In today’s digital world, coding, and computational thinking are becoming fundamental skills alongside reading and writing. Educators face the challenge of effectively integrating these skills into the curriculum, ensuring students understand how to code and apply logical thinking to solve problems.

This article outlines the top strategies for teaching these vital skills in schools, aiming to create a robust environment for learning and innovation.

1. Start with the Basics Using Visual Programming Languages

Introducing young learners to coding through visual programming languages like Scratch or Blockly can significantly ease learning.
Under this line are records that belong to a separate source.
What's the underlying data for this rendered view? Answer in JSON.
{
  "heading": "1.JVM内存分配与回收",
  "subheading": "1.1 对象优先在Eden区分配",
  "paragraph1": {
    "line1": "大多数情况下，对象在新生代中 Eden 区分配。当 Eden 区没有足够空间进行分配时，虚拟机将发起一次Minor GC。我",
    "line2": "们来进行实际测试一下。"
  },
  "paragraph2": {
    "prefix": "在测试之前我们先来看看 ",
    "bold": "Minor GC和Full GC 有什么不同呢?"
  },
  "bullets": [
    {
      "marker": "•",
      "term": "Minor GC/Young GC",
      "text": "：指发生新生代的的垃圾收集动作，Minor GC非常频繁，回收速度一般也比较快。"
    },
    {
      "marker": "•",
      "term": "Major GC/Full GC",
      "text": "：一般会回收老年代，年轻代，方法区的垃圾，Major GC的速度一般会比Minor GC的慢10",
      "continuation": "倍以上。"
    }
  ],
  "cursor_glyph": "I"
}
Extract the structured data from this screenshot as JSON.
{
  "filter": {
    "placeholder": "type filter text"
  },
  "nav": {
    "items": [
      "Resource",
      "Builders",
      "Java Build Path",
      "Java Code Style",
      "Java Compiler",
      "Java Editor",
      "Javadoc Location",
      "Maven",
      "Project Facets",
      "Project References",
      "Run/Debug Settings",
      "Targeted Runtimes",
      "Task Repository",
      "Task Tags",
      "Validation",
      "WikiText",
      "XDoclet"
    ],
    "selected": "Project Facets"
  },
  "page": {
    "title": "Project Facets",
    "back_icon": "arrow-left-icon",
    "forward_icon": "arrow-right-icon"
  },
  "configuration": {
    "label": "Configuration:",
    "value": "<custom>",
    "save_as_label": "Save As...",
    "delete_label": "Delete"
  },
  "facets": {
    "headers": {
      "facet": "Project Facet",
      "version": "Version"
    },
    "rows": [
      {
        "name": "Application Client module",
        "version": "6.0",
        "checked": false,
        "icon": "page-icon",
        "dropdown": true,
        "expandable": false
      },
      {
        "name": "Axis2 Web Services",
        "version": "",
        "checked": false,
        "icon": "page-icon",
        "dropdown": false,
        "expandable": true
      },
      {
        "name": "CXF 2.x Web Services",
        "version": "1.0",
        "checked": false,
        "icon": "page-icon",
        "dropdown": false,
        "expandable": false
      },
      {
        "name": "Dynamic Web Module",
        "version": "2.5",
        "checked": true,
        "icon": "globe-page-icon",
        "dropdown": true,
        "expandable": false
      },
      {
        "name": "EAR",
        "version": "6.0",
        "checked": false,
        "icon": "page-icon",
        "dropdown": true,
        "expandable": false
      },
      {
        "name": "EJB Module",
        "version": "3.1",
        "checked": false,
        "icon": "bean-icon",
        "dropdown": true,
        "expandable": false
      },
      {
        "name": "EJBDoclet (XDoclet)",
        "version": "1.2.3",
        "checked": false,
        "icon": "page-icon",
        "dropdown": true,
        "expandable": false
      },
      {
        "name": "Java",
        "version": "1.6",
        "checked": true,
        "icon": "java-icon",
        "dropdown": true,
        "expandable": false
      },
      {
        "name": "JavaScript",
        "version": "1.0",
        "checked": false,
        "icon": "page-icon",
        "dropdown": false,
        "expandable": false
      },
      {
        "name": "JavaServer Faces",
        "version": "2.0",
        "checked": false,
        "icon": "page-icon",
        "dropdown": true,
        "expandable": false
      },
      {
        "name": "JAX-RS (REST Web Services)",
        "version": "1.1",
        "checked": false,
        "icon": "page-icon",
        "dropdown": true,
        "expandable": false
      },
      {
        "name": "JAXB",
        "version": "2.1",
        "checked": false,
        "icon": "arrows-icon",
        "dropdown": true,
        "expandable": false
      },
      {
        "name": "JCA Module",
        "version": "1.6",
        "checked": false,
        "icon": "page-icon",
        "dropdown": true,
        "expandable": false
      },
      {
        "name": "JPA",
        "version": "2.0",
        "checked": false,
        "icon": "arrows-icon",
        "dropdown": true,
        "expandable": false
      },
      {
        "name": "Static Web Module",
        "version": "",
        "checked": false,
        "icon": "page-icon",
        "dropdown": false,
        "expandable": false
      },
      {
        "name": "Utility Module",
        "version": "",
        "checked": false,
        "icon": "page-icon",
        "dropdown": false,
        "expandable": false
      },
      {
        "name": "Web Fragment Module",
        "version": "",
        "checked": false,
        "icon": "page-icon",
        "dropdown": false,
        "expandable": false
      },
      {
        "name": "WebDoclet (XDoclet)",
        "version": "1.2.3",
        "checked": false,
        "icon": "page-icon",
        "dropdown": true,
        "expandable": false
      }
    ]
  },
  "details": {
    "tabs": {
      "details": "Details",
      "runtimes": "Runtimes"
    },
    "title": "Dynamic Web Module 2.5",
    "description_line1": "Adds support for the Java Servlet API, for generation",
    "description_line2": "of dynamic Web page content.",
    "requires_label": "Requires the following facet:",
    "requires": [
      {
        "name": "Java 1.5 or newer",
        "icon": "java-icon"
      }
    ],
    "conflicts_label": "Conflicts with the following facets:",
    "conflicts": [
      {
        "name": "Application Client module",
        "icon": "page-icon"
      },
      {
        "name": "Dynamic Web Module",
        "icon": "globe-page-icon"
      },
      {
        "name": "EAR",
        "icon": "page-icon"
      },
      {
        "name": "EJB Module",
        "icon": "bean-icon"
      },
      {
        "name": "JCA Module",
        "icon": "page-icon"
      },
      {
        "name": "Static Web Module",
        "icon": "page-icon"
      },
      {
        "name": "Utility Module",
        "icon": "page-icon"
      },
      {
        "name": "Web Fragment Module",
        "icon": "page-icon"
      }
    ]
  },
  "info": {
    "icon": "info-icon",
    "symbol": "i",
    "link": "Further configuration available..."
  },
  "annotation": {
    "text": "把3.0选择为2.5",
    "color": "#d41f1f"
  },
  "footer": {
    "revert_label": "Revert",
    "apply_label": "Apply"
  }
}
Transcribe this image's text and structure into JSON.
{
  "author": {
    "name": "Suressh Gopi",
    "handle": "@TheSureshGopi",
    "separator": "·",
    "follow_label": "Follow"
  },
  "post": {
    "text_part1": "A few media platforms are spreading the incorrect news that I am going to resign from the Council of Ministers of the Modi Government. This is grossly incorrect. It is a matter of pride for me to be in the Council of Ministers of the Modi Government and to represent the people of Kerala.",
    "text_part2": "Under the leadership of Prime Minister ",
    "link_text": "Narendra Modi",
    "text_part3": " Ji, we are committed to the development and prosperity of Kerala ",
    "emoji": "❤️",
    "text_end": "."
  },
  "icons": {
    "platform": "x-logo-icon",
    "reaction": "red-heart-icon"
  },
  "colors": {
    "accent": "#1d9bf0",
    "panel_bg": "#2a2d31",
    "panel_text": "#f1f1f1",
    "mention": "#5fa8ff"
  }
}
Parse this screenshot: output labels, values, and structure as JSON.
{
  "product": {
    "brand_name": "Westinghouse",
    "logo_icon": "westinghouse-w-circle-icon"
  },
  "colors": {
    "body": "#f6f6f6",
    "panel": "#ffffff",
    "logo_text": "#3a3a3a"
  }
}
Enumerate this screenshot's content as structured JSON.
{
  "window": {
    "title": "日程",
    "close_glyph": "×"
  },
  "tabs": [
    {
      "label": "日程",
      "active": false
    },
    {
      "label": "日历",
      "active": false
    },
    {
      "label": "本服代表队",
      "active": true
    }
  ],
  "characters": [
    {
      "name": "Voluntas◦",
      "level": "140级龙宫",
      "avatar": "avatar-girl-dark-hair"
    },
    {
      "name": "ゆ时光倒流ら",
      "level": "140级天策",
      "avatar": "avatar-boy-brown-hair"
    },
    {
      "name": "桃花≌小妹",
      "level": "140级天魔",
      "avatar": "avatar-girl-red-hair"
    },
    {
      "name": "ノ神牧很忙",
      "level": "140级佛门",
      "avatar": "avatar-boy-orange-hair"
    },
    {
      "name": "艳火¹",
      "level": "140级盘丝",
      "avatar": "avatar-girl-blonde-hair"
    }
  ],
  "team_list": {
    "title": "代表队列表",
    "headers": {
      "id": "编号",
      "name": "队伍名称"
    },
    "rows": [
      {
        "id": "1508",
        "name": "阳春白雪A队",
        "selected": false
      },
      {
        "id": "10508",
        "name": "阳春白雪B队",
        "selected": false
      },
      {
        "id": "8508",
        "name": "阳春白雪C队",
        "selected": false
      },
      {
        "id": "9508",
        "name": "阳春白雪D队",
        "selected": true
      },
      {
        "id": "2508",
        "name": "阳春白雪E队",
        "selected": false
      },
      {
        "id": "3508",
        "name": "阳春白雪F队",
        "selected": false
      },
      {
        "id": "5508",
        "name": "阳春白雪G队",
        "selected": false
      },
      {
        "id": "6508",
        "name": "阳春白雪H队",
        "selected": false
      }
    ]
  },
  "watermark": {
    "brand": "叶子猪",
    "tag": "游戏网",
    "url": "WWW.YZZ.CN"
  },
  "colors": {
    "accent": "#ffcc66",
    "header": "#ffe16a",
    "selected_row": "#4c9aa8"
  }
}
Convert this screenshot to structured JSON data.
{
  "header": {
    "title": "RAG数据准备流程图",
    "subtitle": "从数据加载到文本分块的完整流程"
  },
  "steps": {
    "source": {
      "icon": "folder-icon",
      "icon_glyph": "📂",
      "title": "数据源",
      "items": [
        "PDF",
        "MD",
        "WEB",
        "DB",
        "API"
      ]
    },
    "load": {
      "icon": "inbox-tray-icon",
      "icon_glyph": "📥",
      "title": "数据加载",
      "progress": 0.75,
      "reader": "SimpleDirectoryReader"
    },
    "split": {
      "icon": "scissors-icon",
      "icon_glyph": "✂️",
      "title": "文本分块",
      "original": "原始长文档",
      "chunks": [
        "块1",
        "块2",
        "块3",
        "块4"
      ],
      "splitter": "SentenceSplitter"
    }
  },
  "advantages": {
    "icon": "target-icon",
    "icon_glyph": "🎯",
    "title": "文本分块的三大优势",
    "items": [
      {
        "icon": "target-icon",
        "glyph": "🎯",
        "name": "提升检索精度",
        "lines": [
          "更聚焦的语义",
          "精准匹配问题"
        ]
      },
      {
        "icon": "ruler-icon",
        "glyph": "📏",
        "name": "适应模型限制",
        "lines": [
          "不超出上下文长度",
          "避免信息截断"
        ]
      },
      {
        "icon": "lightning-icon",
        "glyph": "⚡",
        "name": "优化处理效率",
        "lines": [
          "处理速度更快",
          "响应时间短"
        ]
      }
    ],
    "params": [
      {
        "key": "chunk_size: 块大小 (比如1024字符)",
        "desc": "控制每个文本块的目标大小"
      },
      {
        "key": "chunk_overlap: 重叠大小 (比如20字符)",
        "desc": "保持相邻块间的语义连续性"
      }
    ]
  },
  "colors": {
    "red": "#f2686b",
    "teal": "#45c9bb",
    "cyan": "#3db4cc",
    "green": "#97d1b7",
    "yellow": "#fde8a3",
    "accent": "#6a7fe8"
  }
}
These platforms use drag-and-drop blocks to represent code concepts, making abstract ideas more concrete and less intimidating for beginners.

  • Engage with fun, interactive tools that stimulate interest and excitement.
  • Use story-based tutorials to relate coding problems to real-world scenarios.
  • Encourage collaboration on projects to enhance problem-solving skills.
  • Provide immediate feedback through the software to keep students motivated.

Starting with these languages helps students grasp fundamental concepts before progressing to more complex programming languages, building a solid foundation for further learning.

Incorporating support from writing services into the curriculum can be particularly beneficial for teaching coding and computational thinking in schools. These services can assist students in developing clear and precise documentation for their coding projects and many other assignments.

If you wonder, “Who can write papers for me?” expert authors from a reliable platform can help draft accurate project proposals, write detailed reports, and create user guides for software. By partnering with a high-quality writing service, educators can provide students with the necessary support to excel in coding and effective communication, ensuring they are better prepared for future challenges in tech-oriented fields.

2. Incorporate Coding Across Different Subjects

Coding should be integrated into the computer science curriculum to embed computational thinking. Instead, it can be integrated across various subjects to demonstrate its wide-ranging applications.

  • Apply coding to math to teach algorithms and problem-solving.
  • Use coding in science experiments to gather and analyze data.
  • Incorporate it into humanities to simulate historical events or create digital art.
  • Utilize coding in physical education to calculate scores or predict outcomes.

This interdisciplinary approach enriches students’ learning experience and illustrates the relevance of coding in multiple contexts, enhancing their engagement and understanding.

3. Focus on Problem-Solving Techniques

Computational thinking is all about problem-solving, and teaching it effectively involves focusing on strategies that break down complex problems into manageable parts.

  • Teach students to decompose problems into smaller, more manageable components.
  • Encourage pattern recognition to identify similarities and differences that guide solution strategies.
  • Focus on abstraction by removing unnecessary details and focusing on the relevant ones.
  • Develop algorithms by creating step-by-step solutions to problems.

These problem-solving techniques are critical for students to understand and apply computational thinking across all aspects of their education and daily lives.

4. Use Project-Based Learning

Project-based learning is an excellent strategy for teaching coding because it allows students to apply what they’ve learned in a real-world context. By working on comprehensive projects, students can develop their coding skills and ability to cooperate and see projects through to completion.

  • Assign projects that solve real problems to make learning relevant.
  • Encourage teamwork to develop communication and collaborative skills.
  • Incorporate peer reviews to enhance understanding through teaching.
  • Use projects to integrate knowledge from various subjects.

This approach helps students understand the practical applications of coding and computational thinking, motivating them with the tangible outcomes of their efforts.

5. Regularly Update Curriculum Content

The technology landscape is rapidly evolving, and so should the technology education curriculum. Keeping the content up-to-date is crucial in teaching coding and computational thinking.

  • Stay updated with the latest programming languages and tools.
  • Incorporate recent case studies and technological advancements.
  • Attend professional development workshops to keep skills current.
  • Solicit feedback from students on what works and what needs improvement.

Educators can provide the most relevant and compelling learning experiences by continuously updating educational content and preparing students for success in an increasingly digital world.

Summing Up

Implementing these strategies can make learning to code an engaging, comprehensive, and invaluable part of a student’s education. As coding becomes an essential skill in the job market, these approaches ensure that students are proficient coders and innovative thinkers capable of solving complex problems.